What is a Circle of Trust®?
taking an inner journey toward rejoining soul and role requires authentic relationships, a rare but real form of community that I call a “circle of trust”
- Parker Palmer, A Hidden Wholeness
The Circle of Trust ® retreat, developed by Parker J. Palmer, author of The Courage to Teach and The Active Life, is for all those desiring to live more wholeheartedly within their work and daily lives. The approach incorporates a defined set of principles and practices, and honors a high level of confidentiality – all of which can be a life-changing doorway to personal and professional renewal. We offer you an invitation to slow down for a short time – to experience time away from a culture of high speed living – and explore those inner resources which sustain meaningful work and a soulful life connected in harmony with all of nature and her peoples.
All of us engaged in the helping and serving professions in education, healthcare, law, philanthropy, religious/spiritual life and nonprofit and community organizations, know the challenge of supporting ourselves and our commitment to deeply held values and beliefs. The more passionate we are about our work, the more vital it is that we take time to renew our own spirits – to reconnect with the wellsprings of our service to others. This different kind of professional development focuses on aligning who we are with what we do, reclaiming our personal identity and integrity.
In this retreat, skilled facilitators help create a quiet, focused, and disciplined space—a circle of trust—in which the noise within us and around us can subside and we can begin to hear our own inner voice. In large group, small group, and solitary settings, we will explore the intersection of our personal and professional lives, making use of stories from our own journeys, and insights from poets, storytellers, and various wisdom traditions. Clearness Circles, a communal process of discernment around a difficult life or vocational issue, may be offered as part of this retreat.

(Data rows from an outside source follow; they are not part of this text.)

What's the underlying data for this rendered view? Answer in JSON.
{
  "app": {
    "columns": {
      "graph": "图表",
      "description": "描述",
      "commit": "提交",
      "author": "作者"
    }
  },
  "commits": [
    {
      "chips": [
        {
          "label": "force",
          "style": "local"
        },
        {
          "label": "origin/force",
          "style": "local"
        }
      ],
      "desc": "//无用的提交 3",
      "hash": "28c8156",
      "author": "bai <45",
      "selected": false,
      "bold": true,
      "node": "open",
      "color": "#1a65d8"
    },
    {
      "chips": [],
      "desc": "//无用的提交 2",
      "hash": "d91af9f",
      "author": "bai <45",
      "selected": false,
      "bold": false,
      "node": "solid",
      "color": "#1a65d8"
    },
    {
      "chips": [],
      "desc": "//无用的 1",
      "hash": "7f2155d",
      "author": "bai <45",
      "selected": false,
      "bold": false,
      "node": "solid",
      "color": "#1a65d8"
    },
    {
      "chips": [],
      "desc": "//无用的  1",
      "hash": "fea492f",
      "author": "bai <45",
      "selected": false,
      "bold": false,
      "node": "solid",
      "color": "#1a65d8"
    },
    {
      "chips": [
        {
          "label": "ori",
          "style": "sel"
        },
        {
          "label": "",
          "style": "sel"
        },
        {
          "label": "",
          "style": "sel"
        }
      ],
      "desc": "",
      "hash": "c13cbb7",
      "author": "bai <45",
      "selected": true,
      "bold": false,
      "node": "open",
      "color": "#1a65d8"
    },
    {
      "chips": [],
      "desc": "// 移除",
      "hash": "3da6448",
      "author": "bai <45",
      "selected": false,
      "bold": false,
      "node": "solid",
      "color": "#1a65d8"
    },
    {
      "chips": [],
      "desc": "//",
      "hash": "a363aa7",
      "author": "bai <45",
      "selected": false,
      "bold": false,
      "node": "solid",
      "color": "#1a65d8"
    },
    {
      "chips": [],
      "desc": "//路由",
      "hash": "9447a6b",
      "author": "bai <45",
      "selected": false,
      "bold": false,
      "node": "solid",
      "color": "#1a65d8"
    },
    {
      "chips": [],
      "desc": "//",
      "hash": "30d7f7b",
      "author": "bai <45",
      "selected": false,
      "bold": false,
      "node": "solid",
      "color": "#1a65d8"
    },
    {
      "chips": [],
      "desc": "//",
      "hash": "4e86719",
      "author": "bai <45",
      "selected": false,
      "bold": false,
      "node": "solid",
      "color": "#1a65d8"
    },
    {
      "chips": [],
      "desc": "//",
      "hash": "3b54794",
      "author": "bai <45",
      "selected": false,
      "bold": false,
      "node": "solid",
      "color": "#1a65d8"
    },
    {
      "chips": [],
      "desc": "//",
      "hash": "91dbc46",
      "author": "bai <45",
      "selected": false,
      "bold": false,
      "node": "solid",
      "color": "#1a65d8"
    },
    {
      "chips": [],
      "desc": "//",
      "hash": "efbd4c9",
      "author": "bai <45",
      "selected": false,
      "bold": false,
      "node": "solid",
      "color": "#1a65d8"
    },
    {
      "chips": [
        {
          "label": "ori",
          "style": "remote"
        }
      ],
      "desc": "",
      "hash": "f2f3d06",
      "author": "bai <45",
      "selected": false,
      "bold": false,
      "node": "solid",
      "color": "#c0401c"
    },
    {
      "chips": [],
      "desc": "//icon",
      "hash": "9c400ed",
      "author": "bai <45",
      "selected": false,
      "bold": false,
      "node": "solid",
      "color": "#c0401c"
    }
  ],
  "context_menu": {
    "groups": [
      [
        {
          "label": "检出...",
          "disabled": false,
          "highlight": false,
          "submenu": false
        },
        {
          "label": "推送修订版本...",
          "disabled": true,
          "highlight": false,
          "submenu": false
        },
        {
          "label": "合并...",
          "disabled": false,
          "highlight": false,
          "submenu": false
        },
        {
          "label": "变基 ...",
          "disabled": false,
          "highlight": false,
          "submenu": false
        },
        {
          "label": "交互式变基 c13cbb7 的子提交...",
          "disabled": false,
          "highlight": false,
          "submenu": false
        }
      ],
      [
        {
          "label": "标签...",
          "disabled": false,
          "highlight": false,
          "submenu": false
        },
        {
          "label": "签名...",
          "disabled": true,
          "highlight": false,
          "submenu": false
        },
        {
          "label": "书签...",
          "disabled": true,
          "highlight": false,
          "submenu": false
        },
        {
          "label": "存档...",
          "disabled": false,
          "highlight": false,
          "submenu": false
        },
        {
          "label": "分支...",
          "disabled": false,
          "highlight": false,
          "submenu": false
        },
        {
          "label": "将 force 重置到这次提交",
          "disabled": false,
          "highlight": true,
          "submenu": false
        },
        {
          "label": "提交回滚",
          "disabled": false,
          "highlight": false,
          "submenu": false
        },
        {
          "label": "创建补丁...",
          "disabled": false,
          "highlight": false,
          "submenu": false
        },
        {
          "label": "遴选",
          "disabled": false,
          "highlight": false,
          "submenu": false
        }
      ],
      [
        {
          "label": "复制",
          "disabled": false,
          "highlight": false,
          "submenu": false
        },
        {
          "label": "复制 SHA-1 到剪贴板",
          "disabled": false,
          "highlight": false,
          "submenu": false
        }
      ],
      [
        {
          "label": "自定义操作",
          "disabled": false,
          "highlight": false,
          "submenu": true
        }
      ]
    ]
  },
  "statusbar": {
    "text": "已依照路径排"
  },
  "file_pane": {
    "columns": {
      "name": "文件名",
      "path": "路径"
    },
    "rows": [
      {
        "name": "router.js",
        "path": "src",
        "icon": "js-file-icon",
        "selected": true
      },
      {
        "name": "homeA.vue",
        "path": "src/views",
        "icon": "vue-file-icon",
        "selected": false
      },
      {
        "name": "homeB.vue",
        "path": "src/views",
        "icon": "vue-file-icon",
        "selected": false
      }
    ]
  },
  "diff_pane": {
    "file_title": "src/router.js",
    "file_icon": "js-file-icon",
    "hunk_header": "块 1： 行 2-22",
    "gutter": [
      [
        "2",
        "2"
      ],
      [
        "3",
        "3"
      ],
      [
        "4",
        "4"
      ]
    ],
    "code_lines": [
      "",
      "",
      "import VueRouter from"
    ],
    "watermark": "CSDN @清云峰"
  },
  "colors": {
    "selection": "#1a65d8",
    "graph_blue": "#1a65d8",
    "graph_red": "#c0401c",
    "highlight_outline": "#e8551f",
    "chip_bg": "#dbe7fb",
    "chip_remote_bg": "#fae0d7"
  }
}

It seems to me that each of us belongs to the world in a very particular way, and that we learn slowly to live out that way of belonging as a faith that can be stronger than any religious dogma. I do not think this is a selfish road; I believe that this is the only authentic way we can give of our self and our gifts to others. This is how we learn to be generous. And it is also how we learn the magnificence and difficulty of living a courageous life. —David Whyte